7 Moves You Haven’t Made in Your 401k
We’ve all heard about the basic retirement plan advice: get your employer match, pick the appropriate asset allocation, and check the expense ratios on the funds. There has to be more, right? Of course there is. Here are some tips for thoroughly evaluating your 401k and taking advantage of the less talked about options.
1. Uncover Hidden Administrative Fees. It’s becoming more common that employees are paying the administrative costs for 401k plans, but the fees are sometimes hard to find. Check your transaction history for removal of partial shares. If you didn’t sell anything, it’s probably an administrative fee. In addition, you can also check out the expenses of your plan in the annual Form 5500 filing, which is available to the public.
2. Look for In-Service Withdrawal Options. Check your summary plan document. If you are allowed to make in service withdrawals, you can roll your 401k money to an IRA while you are still working. I’ve done this in the past to contribute extra money to my Roth IRA. In addition, it’s great for anyone who is getting the shaft in their 401k.
3. Check for a Self-Directed Brokerage Account. If your 401k account options are terrible, look for the option to manage your own retirement account. In exchange for agreeing to indemnify and hold harmless your employer, you get access to invest in a huge set of choices. My husband has this option at the University and it opens up the plan to over 3,000 funds.
4. Sign up for Automatic Increases. This option is becoming more popular on plans of all sizes.

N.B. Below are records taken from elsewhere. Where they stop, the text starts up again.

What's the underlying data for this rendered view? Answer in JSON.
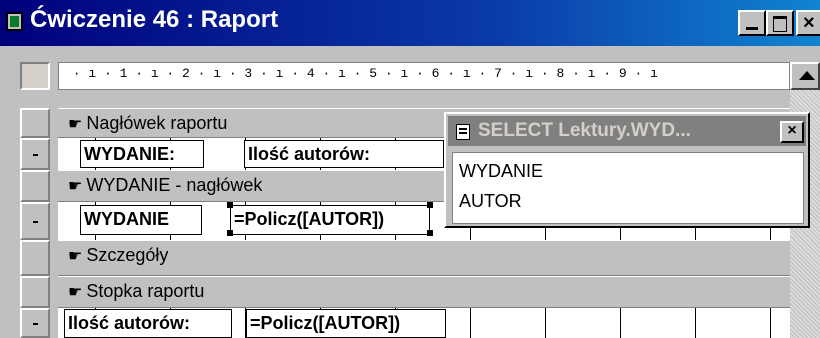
{
  "window": {
    "title": "Ćwiczenie 46 : Raport",
    "close_glyph": "×"
  },
  "ruler": {
    "marks": " · ı · 1 · ı · 2 · ı · 3 · ı · 4 · ı · 5 · ı · 6 · ı · 7 · ı · 8 · ı · 9 · ı"
  },
  "bands": {
    "report_header": "Nagłówek raportu",
    "group_header": "WYDANIE - nagłówek",
    "detail": "Szczegóły",
    "report_footer": "Stopka raportu",
    "hand_glyph": "☛"
  },
  "controls": {
    "report_header_label_1": "WYDANIE:",
    "report_header_label_2": "Ilość autorów:",
    "group_field": "WYDANIE",
    "group_expression": "=Policz([AUTOR])",
    "footer_label": "Ilość autorów:",
    "footer_expression": "=Policz([AUTOR])"
  },
  "field_list": {
    "title": "SELECT Lektury.WYD...",
    "close_glyph": "×",
    "fields": [
      "WYDANIE",
      "AUTOR"
    ]
  }
}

If you can’t max out your plan now, but want to keep increasing your contribution, select this option and let your administrator automatically increase your deferrals on a scale that you choose. Coordinate it with your annual raises and you won’t even notice the difference.
5. Claim your Saver’s Credit for Retirement Savings Contributions. Tax credits up to $1,000 ($2,000 for married couples) are available for contributing to your retirement plan. Eligibility guidelines and income limitations are in IRA Publication 590. The credit is in addition to the ability to contribute pre-tax to a 401k or deduct your contribution to a traditional IRA. If you missed this credit in the past, you can amend your old tax returns to get your credit back.
6. Check Access to Institutional Funds. If you work for a large employer, chances are you might have access to some funds that you couldn’t use as an individual. For example, we have access to the Vanguard Institutional Index Fund with an expense ratio of 0.025%. However, the minimum investment is $200,000,000. With fees like that, it’s sometimes worth it to roll IRA money INTO your 401k.
7. Coordinate with Your Spouse. If you aren’t going to max out both your plans, contribute to the plan that gives you a better deal (after getting the match on both plans). Look at investment options, expense ratios and fees. My husband has access to a 457 plan; it’s a better plan than a 401k and 403b due to the liberal withdrawal guidelines, so we direct all our contributions there first. Some may not feel comfortable commingling your retirement planning with your spouse, but we share all our money. (In addition, we live in a community property state, so even if we don’t want to, we share our money.)
Do you have other tips and tricks for maximizing your retirement plan? Share your thoughts in the comments.
Good tips, but I always hate hearing about the “Saver’s Credit” because the rules don’t let me claim it. Even if I wasn’t married, we blow the limit out of the water, yet we struggle to be able to find the dollars to contribute.